Having read a number of pieces recently on diversity and the lack of women and ethnic minorities in senior leadership positions in the legal profession, I keep seeing similar comments about lack of these opportunities. The message seems to come across again and again that opportunities need to be offered from on high. But this misses a fundamentally commercial point.
A law firm’s profitability is built on leverage, where each partner needs to be supported by a number of good lawyers – so there cannot be leadership opportunities for everyone. However, some management opportunities may not be as unattainable as you perceive.
Law firms are now a completely different business to the way that they were run a few generations ago. They require a wide range of management disciplines: finance, IT, HR, facilities management, compliance and business development. I often see management roles handed from partner to partner like a hot potato, rather than being grasped as a stepping stone to greater things.

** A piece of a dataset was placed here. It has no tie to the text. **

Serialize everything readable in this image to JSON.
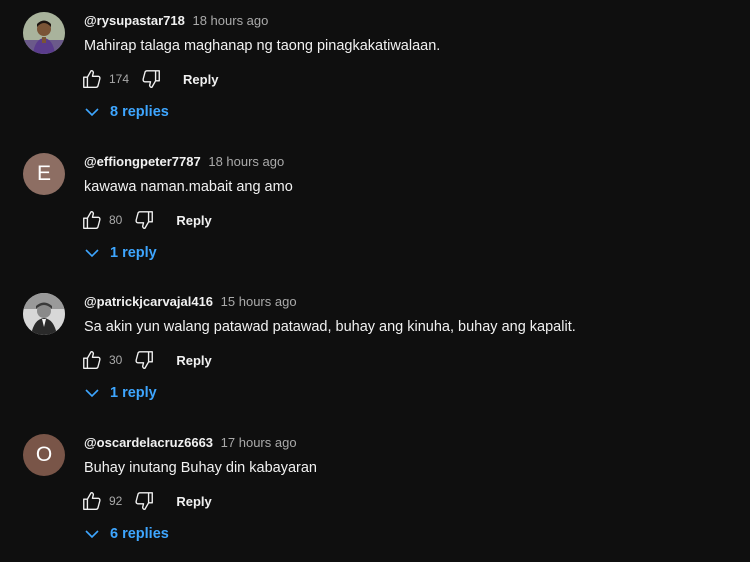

Shami Chakrabarti was profiled in the Gazette’s My Legal Life recently and commented that, in becoming the director of Liberty, she had to embrace a number of new roles and said: ‘Sometimes lawyers are a bit sniffy about things like management, and think that because they are professionals they don’t need to do it or receive it.’
One way of making yourself attractive at the leadership table is therefore to become the firm’s expert in one of these management disciplines in addition to your legal practice area. Fellow lawyers are likely to welcome you with open arms if you are able to solve the problems that benefit the whole firm. Of course if you have ambitions for the top slot you will need to acquire a working knowledge of all these areas, particularly financial management performance.
The role of marketing partner is not always appreciated but, after financial acumen, business development skills are critical if you aspire to leadership. A managing partner is often the face of the firm and will be expected to lead the way in the firm’s brand development and management. Understanding the whole client base and being involved with setting the marketing strategies of the various practice areas is a fantastic grounding for wider management responsibilities.
Sitting next to a managing partner at a dinner recently, he commented that he had never wanted to be managing partner, but had just been voted in. He was struggling to see who else had the range of skills to replace him and let him get back to working with his clients.
I suspect his firm is not the only one looking for someone with the right set of management skills to become a future leader. Volunteering to take an active role in marketing could be a step in the right direction.
Sue Bramall is managing director of Berners Marketing and advises law firms in the UK and overseas